Many industry players, including Reynolds and Rob Liefeld, have been understandably uneasy about the future of Fox's R-rated superhero films amid the merger, but Iger said last month that the ratings of the adult-oriented Marvel films can remain the same so long as the messaging is clear prior to release.
Rumors of the deal began to fly in November of 2017 and soon gained traction, particularly the implications of Disney getting its hands on a larger share of the Marvel Universe. Even the late Stan Lee voiced his excitement over the possible deal. While all of this was unfolding, Marvel Studios president Kevin Feige assured the world that he was busy enough without extra helpings needed from the X-Men or Fantastic Four.
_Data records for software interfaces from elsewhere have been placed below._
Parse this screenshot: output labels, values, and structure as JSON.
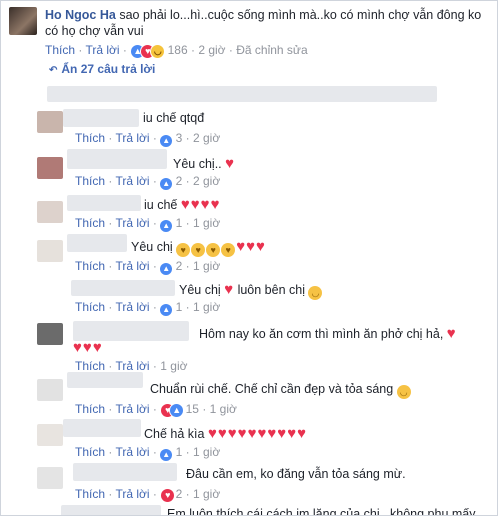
{
  "post": {
    "author": "Ho Ngoc Ha",
    "text_line1": "sao phải lo...hì..cuộc sống mình mà..ko có mình chợ vẫn đông ko",
    "text_line2": "có họ chợ vẫn vui",
    "like_label": "Thích",
    "reply_label": "Trả lời",
    "reaction_count": "186",
    "time": "2 giờ",
    "edited_label": "Đã chỉnh sửa"
  },
  "hidden_replies_label": "Ẩn 27 câu trả lời",
  "replies": [
    {
      "text": "iu chế qtqđ",
      "likes": "3",
      "time": "2 giờ"
    },
    {
      "text": "Yêu chị..",
      "likes": "2",
      "time": "2 giờ"
    },
    {
      "text": "iu chế",
      "likes": "1",
      "time": "1 giờ"
    },
    {
      "text": "Yêu chị",
      "likes": "2",
      "time": "1 giờ"
    },
    {
      "text": "Yêu chị",
      "text_after": "luôn bên chị",
      "likes": "1",
      "time": "1 giờ"
    },
    {
      "text": "Hôm nay ko ăn cơm thì mình ăn phở chị hả,",
      "likes": "",
      "time": "1 giờ"
    },
    {
      "text": "Chuẩn rùi chế. Chế chỉ cần đẹp và tỏa sáng",
      "likes": "15",
      "time": "1 giờ"
    },
    {
      "text": "Chế hả kìa",
      "likes": "1",
      "time": "1 giờ"
    },
    {
      "text": "Đâu cần em, ko đăng vẫn tỏa sáng mừ.",
      "likes": "2",
      "time": "1 giờ"
    },
    {
      "text": "Em luôn thích cái cách im lặng của chị.. không phụ mấy",
      "likes": "",
      "time": ""
    }
  ],
  "ui": {
    "like_label": "Thích",
    "reply_label": "Trả lời",
    "dot": "·"
  },
  "icons": {
    "like": "thumbs-up-icon",
    "love": "heart-icon",
    "haha": "laugh-icon",
    "emoji": "smile-icon"
  },
  "colors": {
    "link": "#4267b2",
    "name": "#365899",
    "meta": "#90949c",
    "heart": "#e9324f",
    "like": "#4a8af4"
  }
}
Twitter was abuzz with the news, eager to point out that The Simpsons did indeed predict this merger years before, in 1998. The iconic animated series was recently renewed for an additional two seasons, but Disney could actually gain financially by canceling it. In December of 2017, there were reports that the deal would be decided on (with a yea or nay) by Rupert Murdoch and his family by the end of that year. Obviously, they chose to take Disney up on their generous offer, and things really began to snowball from there.
Last summer, the plan hit a slight snag when Comcast threw its hat into the ring with an "all-cash offer" of $65 billion for the Fox entertainment properties. (Comcast owns SYFY WIRE's parent company, NBCUniversal.) In late June of 2018, the Justice Department had approved Disney's bid, and by mid-July, Comcast had already pulled out of the running. Later that month, Disney shareholders also approved the deal.
When October rolled around, reports swirled that the whole affair would wrap up by Jan. 1 with layoffs to boot, but the timeline, once again, proved to be off. In January of this year, it was reported that both companies were looking to lock things down by early March, which was partially true. The actual closing date of the deal came last week when Iger stated that they hoped to be done on March 20.
Which brings us back to the present, moments after one of the biggest business mergers in history. Now that the I's are dotted and the T's crossed, it'll be a waiting game to see how Disney handles all of its shiny new toys, some of which have been appreciating in value for several decades already.
The acquisition also includes Fox's regional sports networks, National Geographic, and its stake in Hulu.